What COVID-19 showed us is that business issues like productivity are deeply entangled with issues like technology and health access, or gender dynamics and work-life balance. It made clear something which has always been implicit—that business is part of a larger system.”
As these connections come to the forefront, a well-rounded business education becomes even more necessary to understand the intricacies of a career in the field.
In Professor Sharma’s experience so far, it’s the opportunities to place business in its larger context that attracts her students to Kogod in the first place. This fall marks her first semester as a professor, and she’s spoken to students from all over the country to ask why they chose to attend the university.
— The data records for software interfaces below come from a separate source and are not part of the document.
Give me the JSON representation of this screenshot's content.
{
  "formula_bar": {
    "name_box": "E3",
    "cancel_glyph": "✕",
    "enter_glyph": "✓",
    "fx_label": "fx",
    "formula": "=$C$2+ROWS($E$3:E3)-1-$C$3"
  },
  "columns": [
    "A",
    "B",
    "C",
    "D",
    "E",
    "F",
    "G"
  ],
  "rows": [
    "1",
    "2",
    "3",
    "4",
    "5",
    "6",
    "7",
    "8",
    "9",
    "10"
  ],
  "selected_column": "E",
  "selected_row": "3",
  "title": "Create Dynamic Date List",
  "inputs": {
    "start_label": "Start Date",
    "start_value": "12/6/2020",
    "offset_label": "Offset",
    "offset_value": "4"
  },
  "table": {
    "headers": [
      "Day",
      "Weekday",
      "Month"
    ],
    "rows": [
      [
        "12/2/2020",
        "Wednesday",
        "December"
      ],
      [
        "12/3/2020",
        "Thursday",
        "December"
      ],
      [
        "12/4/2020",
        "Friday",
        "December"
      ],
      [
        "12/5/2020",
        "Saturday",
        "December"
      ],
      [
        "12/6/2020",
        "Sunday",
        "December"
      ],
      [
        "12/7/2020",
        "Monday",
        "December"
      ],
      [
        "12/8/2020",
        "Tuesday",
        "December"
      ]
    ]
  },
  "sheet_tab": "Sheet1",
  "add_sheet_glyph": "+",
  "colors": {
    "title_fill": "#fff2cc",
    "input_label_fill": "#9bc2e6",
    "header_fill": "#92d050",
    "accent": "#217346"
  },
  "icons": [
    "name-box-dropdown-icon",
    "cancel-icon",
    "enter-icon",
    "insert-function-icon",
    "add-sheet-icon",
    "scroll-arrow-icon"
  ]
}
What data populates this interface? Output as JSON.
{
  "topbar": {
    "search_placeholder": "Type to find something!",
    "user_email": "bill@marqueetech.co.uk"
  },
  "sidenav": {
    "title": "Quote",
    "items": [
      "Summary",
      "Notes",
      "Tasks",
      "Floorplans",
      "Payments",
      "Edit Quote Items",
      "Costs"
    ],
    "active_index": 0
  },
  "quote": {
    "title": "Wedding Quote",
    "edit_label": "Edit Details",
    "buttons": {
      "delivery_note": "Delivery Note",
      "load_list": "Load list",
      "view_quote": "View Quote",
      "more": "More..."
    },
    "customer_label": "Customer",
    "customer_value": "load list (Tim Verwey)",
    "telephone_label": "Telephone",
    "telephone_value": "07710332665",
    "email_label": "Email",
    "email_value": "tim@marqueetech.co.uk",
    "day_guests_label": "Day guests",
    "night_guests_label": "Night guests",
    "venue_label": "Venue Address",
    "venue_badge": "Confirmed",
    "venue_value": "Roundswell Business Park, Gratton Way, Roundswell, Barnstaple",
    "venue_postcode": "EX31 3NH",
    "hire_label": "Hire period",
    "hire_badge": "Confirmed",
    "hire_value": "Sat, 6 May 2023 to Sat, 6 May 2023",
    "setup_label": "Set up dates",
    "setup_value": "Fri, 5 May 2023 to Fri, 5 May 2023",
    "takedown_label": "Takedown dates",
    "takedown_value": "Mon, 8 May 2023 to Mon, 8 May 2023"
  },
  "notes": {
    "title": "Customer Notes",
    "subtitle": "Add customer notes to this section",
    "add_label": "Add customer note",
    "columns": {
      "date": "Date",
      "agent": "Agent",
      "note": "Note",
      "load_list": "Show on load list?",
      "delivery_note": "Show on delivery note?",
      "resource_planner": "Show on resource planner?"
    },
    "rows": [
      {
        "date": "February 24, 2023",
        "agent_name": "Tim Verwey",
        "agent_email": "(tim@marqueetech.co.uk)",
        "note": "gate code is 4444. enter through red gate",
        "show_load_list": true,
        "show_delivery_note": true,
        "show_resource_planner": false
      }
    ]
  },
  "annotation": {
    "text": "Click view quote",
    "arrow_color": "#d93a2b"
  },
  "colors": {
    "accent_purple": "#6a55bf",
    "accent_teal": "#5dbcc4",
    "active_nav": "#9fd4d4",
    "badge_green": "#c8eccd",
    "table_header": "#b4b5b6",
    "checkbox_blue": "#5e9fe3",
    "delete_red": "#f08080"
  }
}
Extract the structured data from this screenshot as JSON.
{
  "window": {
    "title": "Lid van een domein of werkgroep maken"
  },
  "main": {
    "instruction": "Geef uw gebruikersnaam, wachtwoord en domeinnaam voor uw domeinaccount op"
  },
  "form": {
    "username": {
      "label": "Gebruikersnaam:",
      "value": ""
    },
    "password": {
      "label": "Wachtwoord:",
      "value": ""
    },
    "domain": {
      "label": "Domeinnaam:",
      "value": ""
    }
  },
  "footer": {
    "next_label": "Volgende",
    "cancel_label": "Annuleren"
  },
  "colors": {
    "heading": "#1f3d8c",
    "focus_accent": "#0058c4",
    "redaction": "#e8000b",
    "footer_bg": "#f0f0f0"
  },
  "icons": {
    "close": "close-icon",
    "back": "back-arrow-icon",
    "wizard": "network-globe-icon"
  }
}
“There’s this consistent theme that what really excites them is Kogod’s focus on more than simply academic achievement,” she explained. “We treat the student holistically, and it brings in students with a real fire for making positive change in the world.” Kogod’s central location in the nation’s capital and its rampant opportunities for a real-world experience both in and out of the classroom attract students who already understand the business world's broader context and want to approach its challenges through a new lens.
Sharma can relate to the desire to view business problems from as many perspectives as possible. Before coming to the United States for her PhD, she spent most of her life in India. Reflecting on her upbringing, she realized that her interest in social responsibility began in her own backyard, though she didn’t know it at the time. “India is amazing, full of talented people and opportunities, but it also has its fair share of inequalities and environmental issues,” she explained. “But when immersed in that context, it’s like the fish not knowing the water. It really took coming out of that context and going to a new country to help me look back and realize that my interests stemmed from my experiences growing up.”
After earning her PhD, Sharma continued to hone her talents in assistant professor roles at the University of New Mexico and Georgia State University. In both positions, she was surrounded by people from various backgrounds with a common interest in making a difference. She especially credits these schools with expanding her horizons and further cementing her commitment to social responsibility in business.
“While working at Georgia State University, there was this intersection of public policy and business,” she explained. “It gave me a different way to understand business as a force for good because my students came from both the policy and business sides.”
From there, Sharma took on her current position at American University’s Kogod School of Business in hopes of being part of a broader research community. She knew it would be a perfect fit between the university’s focus on sustainability and the students’ interest in creating meaningful change. As a new faculty member, she’s thinking about ways that she can personally foster a positive environment that encourages students to be passionate and involved.
As I find my place here, I’m asking myself how I can help students sustain their fire for making positive impact. As they get deep into their academic work, keeping that passion for making positive change is vital. That’s my guiding question as I engage with Kogod students.”
To her current students and those she hasn’t met yet, Sharma’s advice is to remember the broader world and embrace the idea of business as an aspect of society as a whole. Though sustainability and social responsibility questions can feel enormous to solve, it’s important to remember that small changes add up over time—especially when many people make those changes.
“People want a healthier planet, thriving communities, and equitable opportunities,” she said. “There’s a common goal there. So even if you don’t always agree on the ‘how,’ you can move your gaze to the common goal, which usually dislodges those tensions.”
Though understanding the larger context of business worldwide is critical, Professor Sharma says that it can also be a difficult adjustment. Everything is connected in ways that may not always be obvious at first glance.
“We must try to fully understand and interrogate how these issues all intertwine, which requires a shift from a very rational cause-and-effect style of thinking to more complex, systemic thinking,” she said. “It’s not easy, and it can be very uncomfortable to shift the way you think about things. But I hope that Kogod’s students can embrace that discomfort and learn to be a systems thinker so that they can create a bigger impact than being solely focused on what’s in it for your business.”
By leaning into these complexities and facing them head-on, Kogod students can prepare for a career where they’re not just keeping their own business in mind but also the world in which it exists, so that they can play a part in creating a sustainable world for everyone.